Boom: A porchcrawler cocktail is wrought with 2 ounces gin, ¾ ounce fresh lemon juice, ¾ ounce Cherry Heering, and ¼ ounce simple syrup. Shake these with ice. Strain this into a chilled Collins glass filled ¾ with ice. Top with cold wheat beer—ideally a Bavarian crystal wheat.

Whatever success you have crawling from the porch to the place you’re supposed to be sleeping, you’re going to be sleeping, eventually, after a few of these. And when you wake up (as you probably will), you’ll want a (12) Black Velvet.

The black velvet originated, according to legend, to mourn the 1861 death of Prince Albert, and it is the perfect balm for your hangover. Its excellence is a matter not only of its texture—Guinness and Champers combined to soul-soothing effect—but also of its process. There will be a LOT of head on this cocktail unless you pour these liquids very carefully. Forcing yourself to concentrate on the task will prove a restorative exercise.

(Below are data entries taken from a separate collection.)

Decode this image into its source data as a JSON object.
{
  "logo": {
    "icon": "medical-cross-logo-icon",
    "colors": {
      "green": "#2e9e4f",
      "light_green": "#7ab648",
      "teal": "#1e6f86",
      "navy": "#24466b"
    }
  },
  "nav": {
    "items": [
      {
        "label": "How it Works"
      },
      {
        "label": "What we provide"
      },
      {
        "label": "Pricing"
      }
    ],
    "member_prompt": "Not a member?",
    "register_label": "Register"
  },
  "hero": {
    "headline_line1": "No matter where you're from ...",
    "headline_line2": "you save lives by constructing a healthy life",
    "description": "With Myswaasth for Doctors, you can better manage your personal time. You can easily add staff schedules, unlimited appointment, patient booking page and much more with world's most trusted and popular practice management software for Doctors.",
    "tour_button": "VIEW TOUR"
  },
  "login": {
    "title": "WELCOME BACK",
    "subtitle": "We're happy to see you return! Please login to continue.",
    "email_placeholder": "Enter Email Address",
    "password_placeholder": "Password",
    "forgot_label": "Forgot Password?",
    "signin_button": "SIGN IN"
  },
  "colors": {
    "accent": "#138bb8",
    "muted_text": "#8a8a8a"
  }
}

This is the new morning in America: The most elegant of the beer cocktails draws a cool curtain against the day’s punishing heat and the night’s punishing excess.